Every record below is to be copied exactly, with its images omitted.

Exercise data START

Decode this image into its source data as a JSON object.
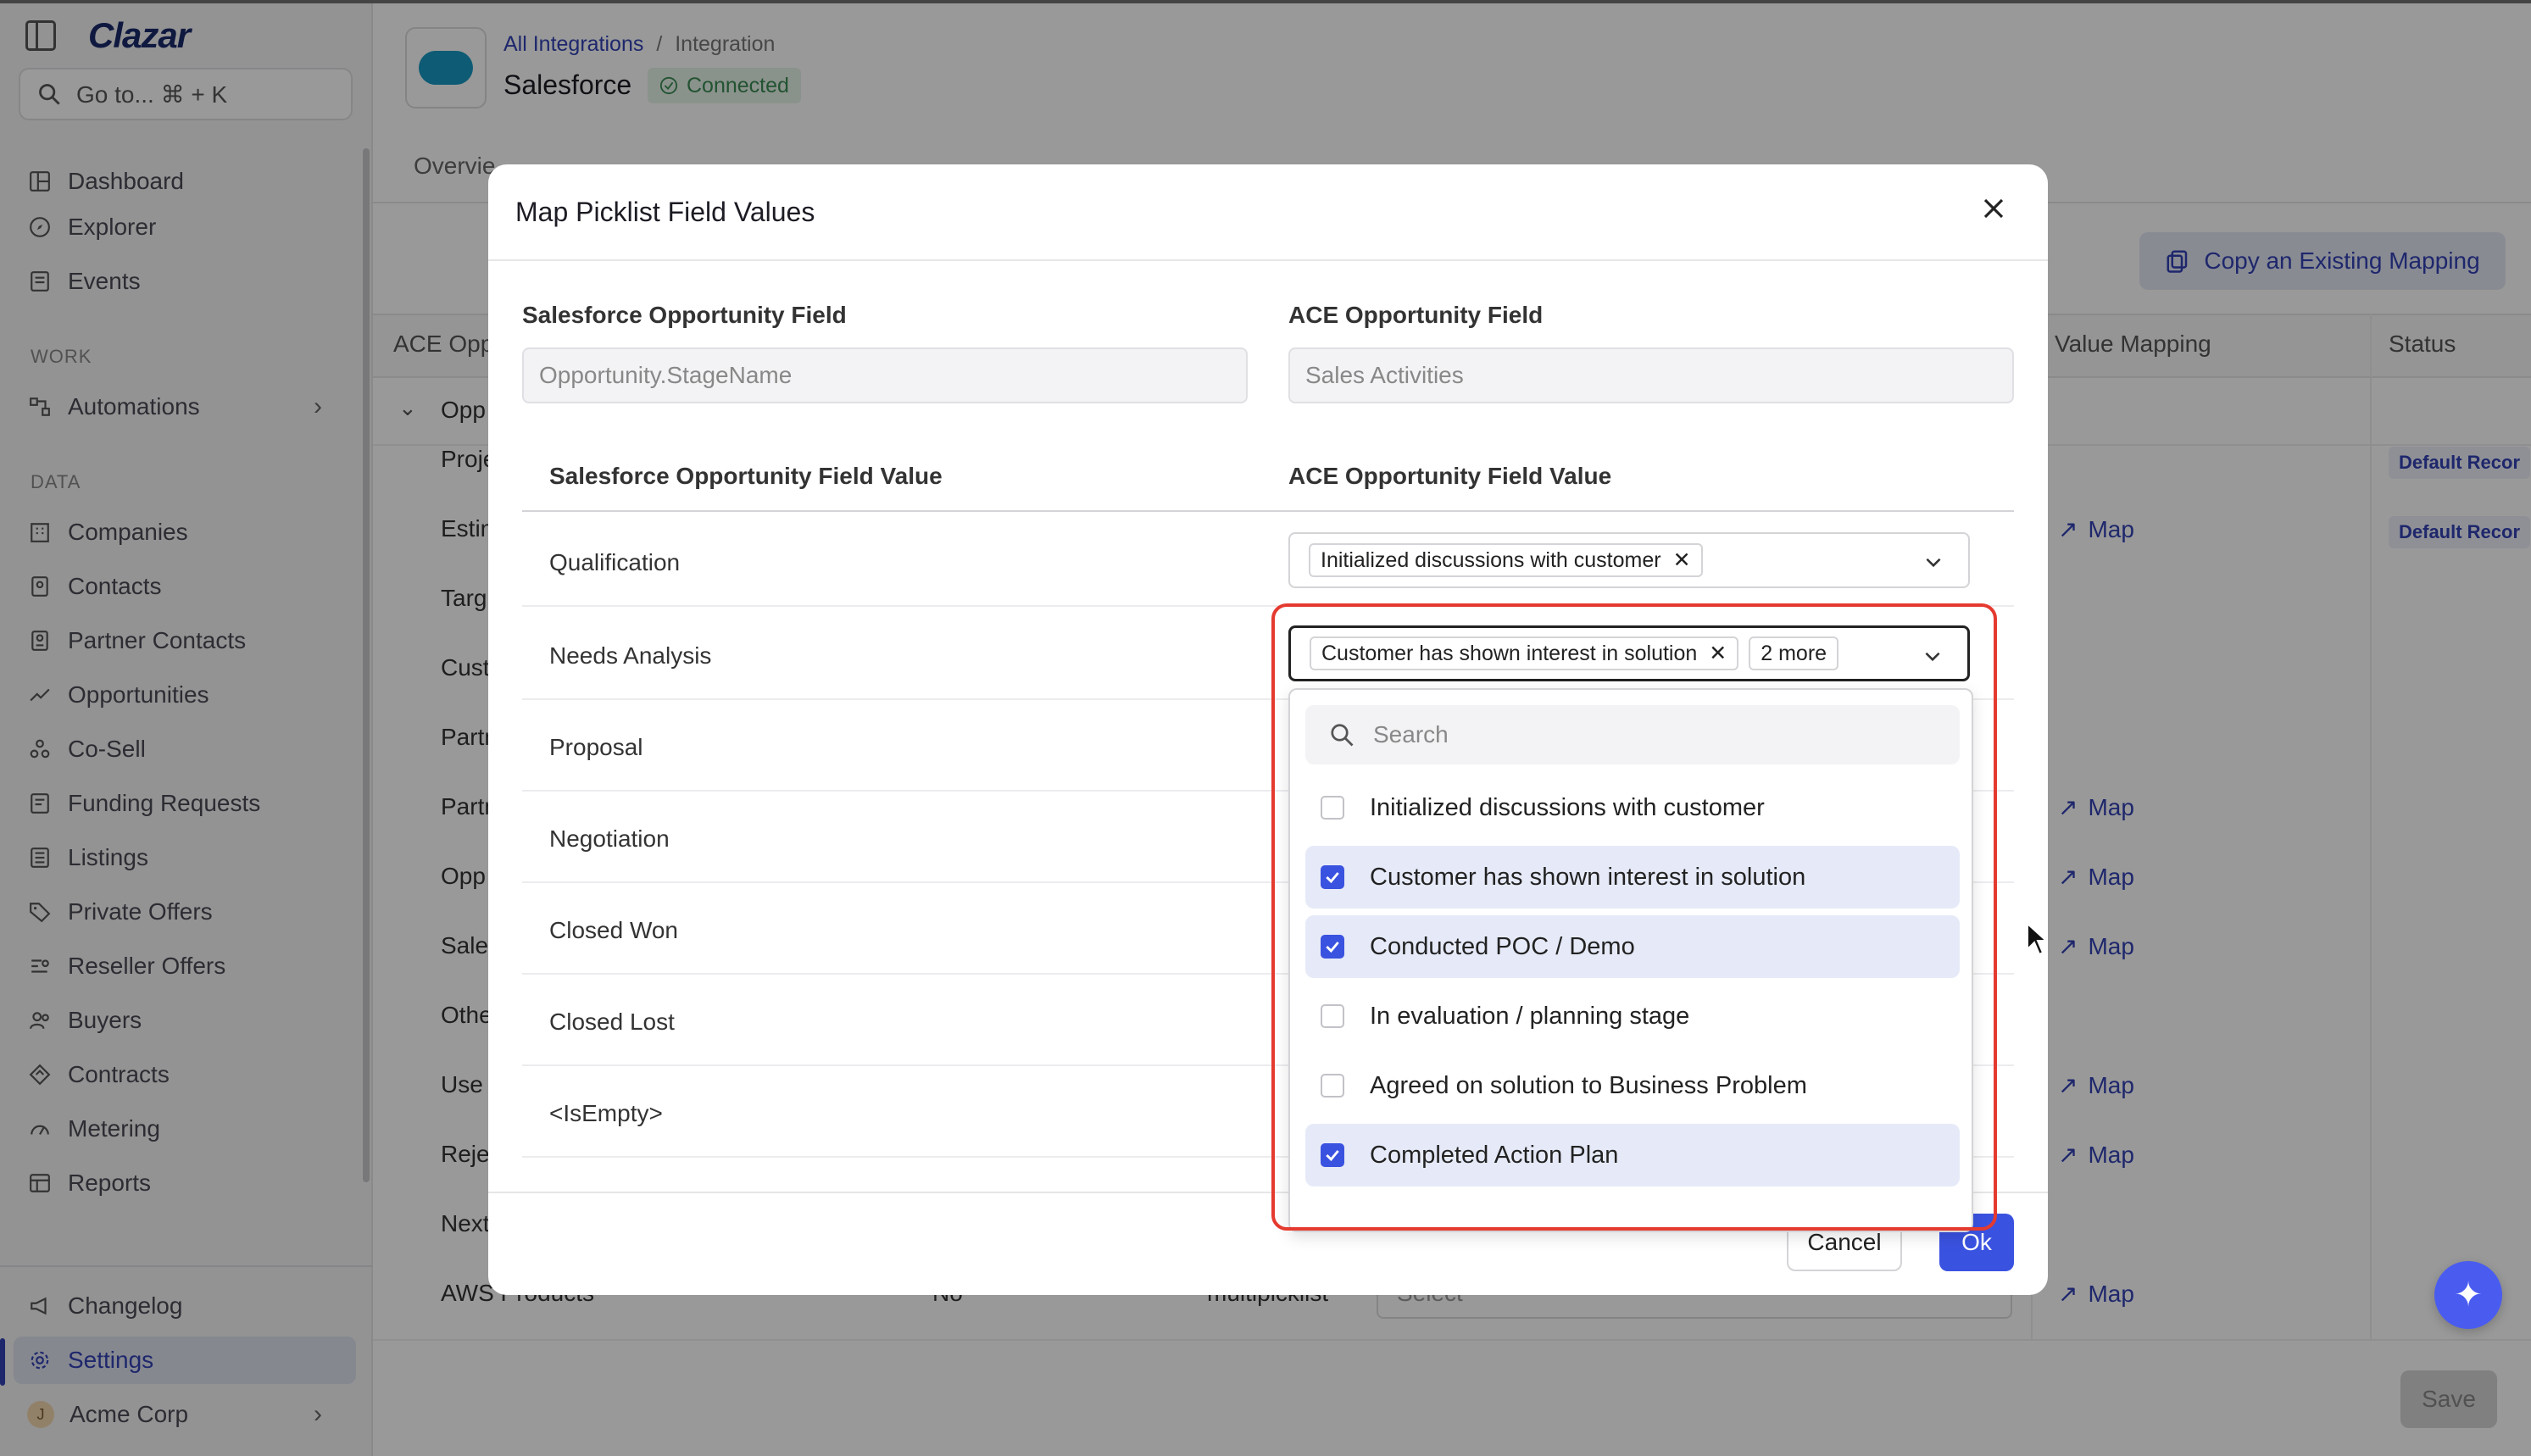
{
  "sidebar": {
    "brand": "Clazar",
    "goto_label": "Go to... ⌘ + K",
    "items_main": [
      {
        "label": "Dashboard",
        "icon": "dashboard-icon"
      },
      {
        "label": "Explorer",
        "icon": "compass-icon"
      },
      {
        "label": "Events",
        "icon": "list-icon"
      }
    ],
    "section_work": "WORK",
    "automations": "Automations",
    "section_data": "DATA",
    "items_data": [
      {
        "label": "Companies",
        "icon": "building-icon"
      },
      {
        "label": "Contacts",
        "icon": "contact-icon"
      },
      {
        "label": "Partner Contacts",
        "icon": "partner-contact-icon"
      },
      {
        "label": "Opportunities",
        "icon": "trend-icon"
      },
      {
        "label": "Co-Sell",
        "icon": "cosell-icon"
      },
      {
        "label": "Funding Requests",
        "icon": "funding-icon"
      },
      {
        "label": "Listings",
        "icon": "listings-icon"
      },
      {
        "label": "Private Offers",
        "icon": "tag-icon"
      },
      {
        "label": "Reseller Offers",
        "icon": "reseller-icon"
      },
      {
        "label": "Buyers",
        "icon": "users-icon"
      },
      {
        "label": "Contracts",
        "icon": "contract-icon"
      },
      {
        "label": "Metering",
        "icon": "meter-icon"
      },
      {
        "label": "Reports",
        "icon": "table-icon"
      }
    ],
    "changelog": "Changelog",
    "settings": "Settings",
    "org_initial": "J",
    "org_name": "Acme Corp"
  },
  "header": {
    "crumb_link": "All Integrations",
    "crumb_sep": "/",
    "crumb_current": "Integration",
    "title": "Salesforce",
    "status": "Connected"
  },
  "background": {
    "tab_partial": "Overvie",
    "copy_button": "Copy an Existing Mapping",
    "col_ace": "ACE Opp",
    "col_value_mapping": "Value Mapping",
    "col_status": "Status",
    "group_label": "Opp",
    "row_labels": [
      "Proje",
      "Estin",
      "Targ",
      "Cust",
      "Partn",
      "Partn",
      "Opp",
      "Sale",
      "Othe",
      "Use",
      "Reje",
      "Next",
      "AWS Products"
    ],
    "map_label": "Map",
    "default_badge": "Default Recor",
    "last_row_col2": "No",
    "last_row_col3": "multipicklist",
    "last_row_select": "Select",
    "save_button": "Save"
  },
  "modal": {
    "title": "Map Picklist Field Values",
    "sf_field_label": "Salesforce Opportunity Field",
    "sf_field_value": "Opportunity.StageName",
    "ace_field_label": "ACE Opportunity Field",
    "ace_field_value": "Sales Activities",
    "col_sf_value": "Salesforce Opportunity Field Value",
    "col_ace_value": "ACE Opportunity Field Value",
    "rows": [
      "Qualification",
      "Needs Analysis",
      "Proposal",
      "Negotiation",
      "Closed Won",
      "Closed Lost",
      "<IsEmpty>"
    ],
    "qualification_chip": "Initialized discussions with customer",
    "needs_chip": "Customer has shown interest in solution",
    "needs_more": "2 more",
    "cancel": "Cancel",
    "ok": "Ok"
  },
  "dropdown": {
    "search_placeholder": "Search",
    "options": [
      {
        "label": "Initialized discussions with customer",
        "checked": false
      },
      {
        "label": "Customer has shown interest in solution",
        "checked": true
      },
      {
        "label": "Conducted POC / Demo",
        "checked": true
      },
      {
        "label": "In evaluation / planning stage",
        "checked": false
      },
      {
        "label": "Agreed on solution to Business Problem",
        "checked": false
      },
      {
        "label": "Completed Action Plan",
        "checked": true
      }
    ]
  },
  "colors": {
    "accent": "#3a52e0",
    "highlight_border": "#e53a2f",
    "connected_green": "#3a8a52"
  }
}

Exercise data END

Finished task
Decode this image into its source data as a JSON object.
{
  "sidebar": {
    "brand": "Clazar",
    "goto_label": "Go to... ⌘ + K",
    "items_main": [
      {
        "label": "Dashboard",
        "icon": "dashboard-icon"
      },
      {
        "label": "Explorer",
        "icon": "compass-icon"
      },
      {
        "label": "Events",
        "icon": "list-icon"
      }
    ],
    "section_work": "WORK",
    "automations": "Automations",
    "section_data": "DATA",
    "items_data": [
      {
        "label": "Companies",
        "icon": "building-icon"
      },
      {
        "label": "Contacts",
        "icon": "contact-icon"
      },
      {
        "label": "Partner Contacts",
        "icon": "partner-contact-icon"
      },
      {
        "label": "Opportunities",
        "icon": "trend-icon"
      },
      {
        "label": "Co-Sell",
        "icon": "cosell-icon"
      },
      {
        "label": "Funding Requests",
        "icon": "funding-icon"
      },
      {
        "label": "Listings",
        "icon": "listings-icon"
      },
      {
        "label": "Private Offers",
        "icon": "tag-icon"
      },
      {
        "label": "Reseller Offers",
        "icon": "reseller-icon"
      },
      {
        "label": "Buyers",
        "icon": "users-icon"
      },
      {
        "label": "Contracts",
        "icon": "contract-icon"
      },
      {
        "label": "Metering",
        "icon": "meter-icon"
      },
      {
        "label": "Reports",
        "icon": "table-icon"
      }
    ],
    "changelog": "Changelog",
    "settings": "Settings",
    "org_initial": "J",
    "org_name": "Acme Corp"
  },
  "header": {
    "crumb_link": "All Integrations",
    "crumb_sep": "/",
    "crumb_current": "Integration",
    "title": "Salesforce",
    "status": "Connected"
  },
  "background": {
    "tab_partial": "Overvie",
    "copy_button": "Copy an Existing Mapping",
    "col_ace": "ACE Opp",
    "col_value_mapping": "Value Mapping",
    "col_status": "Status",
    "group_label": "Opp",
    "row_labels": [
      "Proje",
      "Estin",
      "Targ",
      "Cust",
      "Partn",
      "Partn",
      "Opp",
      "Sale",
      "Othe",
      "Use",
      "Reje",
      "Next",
      "AWS Products"
    ],
    "map_label": "Map",
    "default_badge": "Default Recor",
    "last_row_col2": "No",
    "last_row_col3": "multipicklist",
    "last_row_select": "Select",
    "save_button": "Save"
  },
  "modal": {
    "title": "Map Picklist Field Values",
    "sf_field_label": "Salesforce Opportunity Field",
    "sf_field_value": "Opportunity.StageName",
    "ace_field_label": "ACE Opportunity Field",
    "ace_field_value": "Sales Activities",
    "col_sf_value": "Salesforce Opportunity Field Value",
    "col_ace_value": "ACE Opportunity Field Value",
    "rows": [
      "Qualification",
      "Needs Analysis",
      "Proposal",
      "Negotiation",
      "Closed Won",
      "Closed Lost",
      "<IsEmpty>"
    ],
    "qualification_chip": "Initialized discussions with customer",
    "needs_chip": "Customer has shown interest in solution",
    "needs_more": "2 more",
    "cancel": "Cancel",
    "ok": "Ok"
  },
  "dropdown": {
    "search_placeholder": "Search",
    "options": [
      {
        "label": "Initialized discussions with customer",
        "checked": false
      },
      {
        "label": "Customer has shown interest in solution",
        "checked": true
      },
      {
        "label": "Conducted POC / Demo",
        "checked": true
      },
      {
        "label": "In evaluation / planning stage",
        "checked": false
      },
      {
        "label": "Agreed on solution to Business Problem",
        "checked": false
      },
      {
        "label": "Completed Action Plan",
        "checked": true
      }
    ]
  },
  "colors": {
    "accent": "#3a52e0",
    "highlight_border": "#e53a2f",
    "connected_green": "#3a8a52"
  }
}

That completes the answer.